Website and app data records

━━━━

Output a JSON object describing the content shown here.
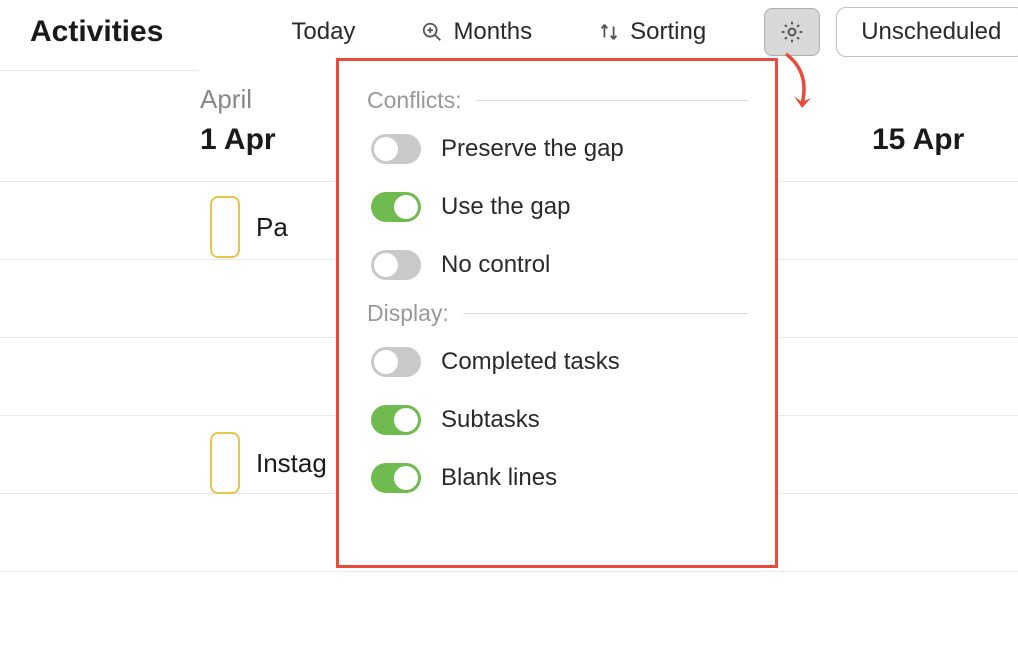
{
  "toolbar": {
    "title": "Activities",
    "today": "Today",
    "months": "Months",
    "sorting": "Sorting",
    "unscheduled": "Unscheduled"
  },
  "timeline": {
    "month": "April",
    "date_left": "1 Apr",
    "date_right": "15 Apr",
    "tasks": [
      {
        "label": "Pa"
      },
      {
        "label": "Instag"
      }
    ]
  },
  "dropdown": {
    "section_conflicts": "Conflicts:",
    "section_display": "Display:",
    "toggles": {
      "preserve_gap": {
        "label": "Preserve the gap",
        "on": false
      },
      "use_gap": {
        "label": "Use the gap",
        "on": true
      },
      "no_control": {
        "label": "No control",
        "on": false
      },
      "completed_tasks": {
        "label": "Completed tasks",
        "on": false
      },
      "subtasks": {
        "label": "Subtasks",
        "on": true
      },
      "blank_lines": {
        "label": "Blank lines",
        "on": true
      }
    }
  },
  "colors": {
    "accent_red": "#e74c3c",
    "toggle_on": "#6fbb4f",
    "chip_border": "#e8c54a"
  }
}
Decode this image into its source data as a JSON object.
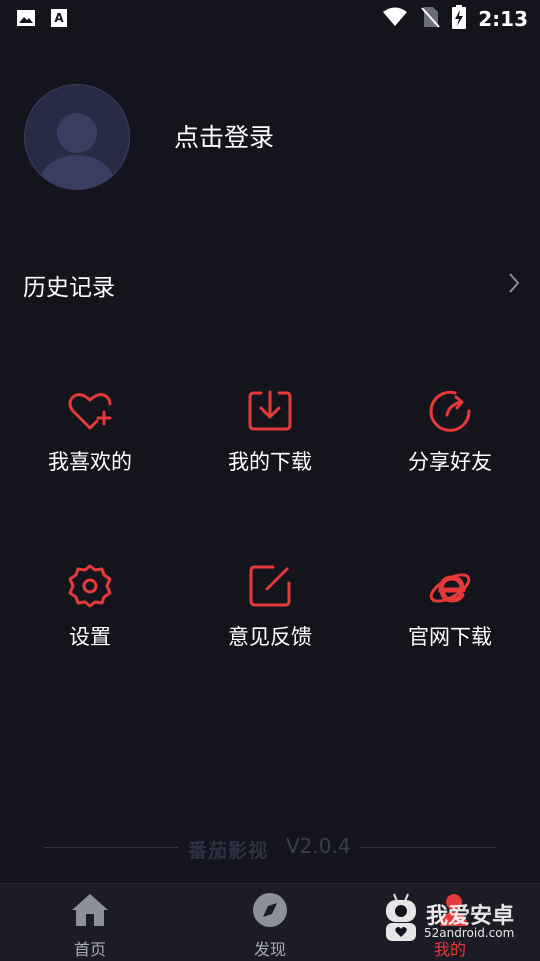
{
  "status_bar": {
    "time": "2:13"
  },
  "profile": {
    "login_text": "点击登录"
  },
  "history": {
    "label": "历史记录"
  },
  "menu": [
    {
      "id": "favorites",
      "label": "我喜欢的",
      "icon": "heart-plus-icon"
    },
    {
      "id": "downloads",
      "label": "我的下载",
      "icon": "download-icon"
    },
    {
      "id": "share",
      "label": "分享好友",
      "icon": "share-icon"
    },
    {
      "id": "settings",
      "label": "设置",
      "icon": "gear-icon"
    },
    {
      "id": "feedback",
      "label": "意见反馈",
      "icon": "edit-icon"
    },
    {
      "id": "official",
      "label": "官网下载",
      "icon": "browser-e-icon"
    }
  ],
  "footer": {
    "brand": "番茄影视",
    "version": "V2.0.4"
  },
  "tabs": [
    {
      "label": "首页",
      "icon": "home-icon",
      "active": false
    },
    {
      "label": "发现",
      "icon": "compass-icon",
      "active": false
    },
    {
      "label": "我的",
      "icon": "profile-icon",
      "active": true
    }
  ],
  "watermark": {
    "title": "我爱安卓",
    "site": "52android.com"
  },
  "colors": {
    "background": "#14141d",
    "accent": "#e53a3a",
    "tabbar": "#1b1c26"
  }
}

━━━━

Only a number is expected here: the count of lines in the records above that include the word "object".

• **ANSWER SPACE**: 2